- Gateway (nginx + Consul Template). The Gateway receives all the requests from outside and the gateway proxies them to the microservice depending on the registration (where the service is located). As alternative, we could use linkerd as the gateway.
- Service Registration (Registrator). Each docker instance is registered by Registrator inside Consul.
If we would not use Consul as DNS for other services (like databases,…), we would not need Registrator. Instead of it, we would let microservices to register them-self through Consul.
API Gateway Architecture
We are trying Tyk and also made two pull request to reduce the Docker image sizes for Tyk Gateway and Tyk Dashboard. Tyk offers an API management platform with an API Gateway, API analytics, developer portal and API Management Dashboard.

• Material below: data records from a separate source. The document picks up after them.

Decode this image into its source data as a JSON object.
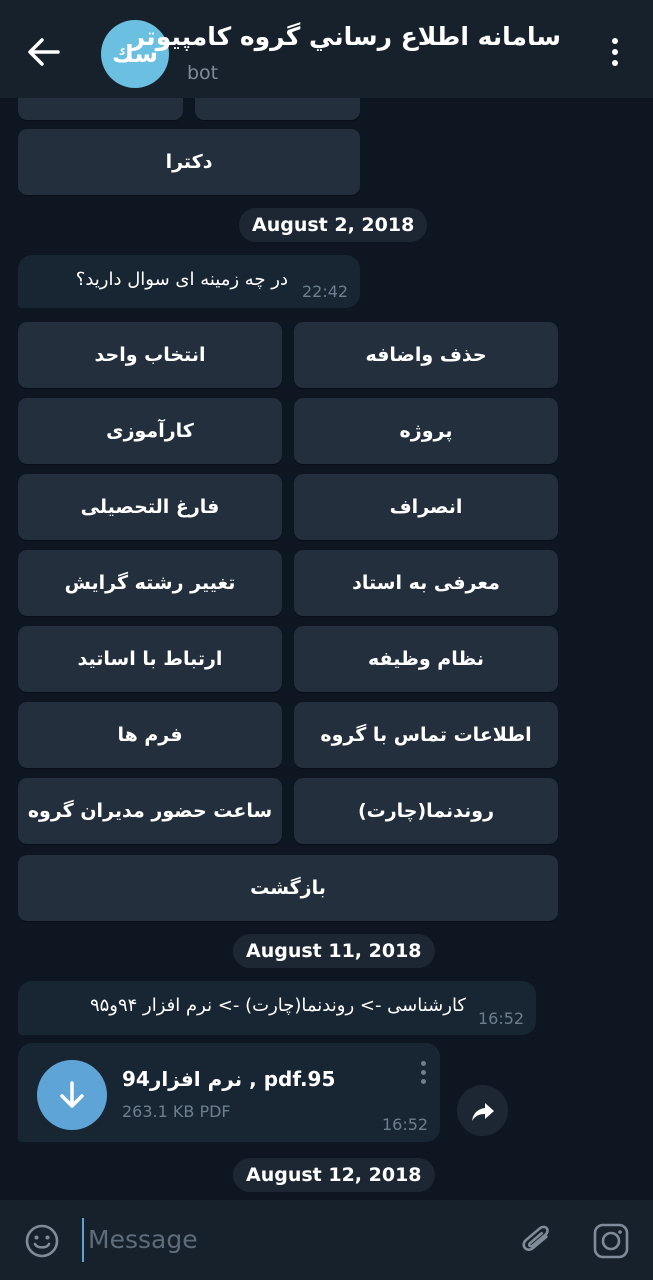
{
  "header": {
    "title": "سامانه اطلاع رساني گروه كامپيوتر",
    "subtitle": "bot",
    "avatar_initials": "سك",
    "avatar_color": "#6bc0e2"
  },
  "top_keyboard": {
    "button": "دکترا"
  },
  "dates": [
    "August 2, 2018",
    "August 11, 2018",
    "August 12, 2018"
  ],
  "question": {
    "text": "در چه زمینه ای سوال دارید؟",
    "time": "22:42"
  },
  "keyboard": [
    [
      "انتخاب واحد",
      "حذف واضافه"
    ],
    [
      "کارآموزی",
      "پروژه"
    ],
    [
      "فارغ التحصیلی",
      "انصراف"
    ],
    [
      "تغییر رشته گرایش",
      "معرفی به استاد"
    ],
    [
      "ارتباط با اساتید",
      "نظام وظیفه"
    ],
    [
      "فرم ها",
      "اطلاعات تماس با گروه"
    ],
    [
      "ساعت حضور مدیران گروه",
      "روندنما(چارت)"
    ]
  ],
  "back_button": "بازگشت",
  "path_message": {
    "text": "کارشناسی -> روندنما(چارت) -> نرم افزار ۹۴و۹۵",
    "time": "16:52"
  },
  "file": {
    "name": "نرم افزار94 , pdf.95",
    "meta": "263.1 KB PDF",
    "time": "16:52"
  },
  "input": {
    "placeholder": "Message"
  },
  "colors": {
    "background": "#0e1621",
    "header": "#17212b",
    "bubble": "#182533",
    "button": "#232f3c",
    "accent": "#5fa4d7"
  }
}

This API Gateway has the service discovery feature, we would not need any proxy/gateway (nginx + Consul template or Netflix/Zuul):
- Service Registration & Discovery (Consul.io). Each microservice connects to the Configuration Service to get its configuration. This server is also used to discover other microservices.
- Gateway (Tyk). The Gateway receives all the requests from outside and the gateway proxies them to the microservice depending on the registration (where the service is located).
I just read this post in DZone (this is the original) related to “API Development: Design-First or Code-First?” and I am not agree with the second phrase in “The design-first approach advocates for designing the API’s contract first before writing any code. This is a relatively new approach“.
People talks about API’s like if they were born recently but we integrate systems since long time ago, so I think we should design API’s for those integrations, don’t you think? You can ‘google’ for “WSDL-first” or “Contract-First” and you will get a lot of results about “design-first” when we built SOAP API’s long time ago.
I personally prefer “Design-first” for some reasons:
- It’s not only designing any API, it’s about your “Company API Strategy“. It’s about how will people think about the way you show your “business”.
- Server and client side are able to build at the same time; it’s not implementation aware.
- If you adopt “Code-first”, you have to be aware about the name conventions for the classes you declare. For instance, if you use the “DTO” suffix convention, may be this “DTO” suffix will be exposed in your API and it sucks.
Relacionado con el post anterior, varias observaciones que desarrollaré a lo largo del post:
- No reinventar la rueda si todos nuestros servicios son REST y desarrollados por nosotros con Spring.
- Obtener la información identificativa de cada petición para poder realizar búsquedas.
- Repositorio único de trazas.
Continue reading “Trazabilidad en las peticiones (II)”
En este mundillo donde cada aplicación/servicio se ha de comunicar con otras tantas, es crucial mantener una trazabilidad entre los servicios, de forma que podamos revisar las trazas y distinguir las peticiones/respuestas, recuperando aquellas que se correspondan con una petición concreta.
Para poder correlar las peticiones, necesitamos un identificador único que se propague en todas las peticiones hacia el resto de aplicaciones/servicios y que éstos, para cada traza que escriban relacionada con esa petición, muestren el identificador en la traza.
Continue reading “Trazabilidad en las peticiones”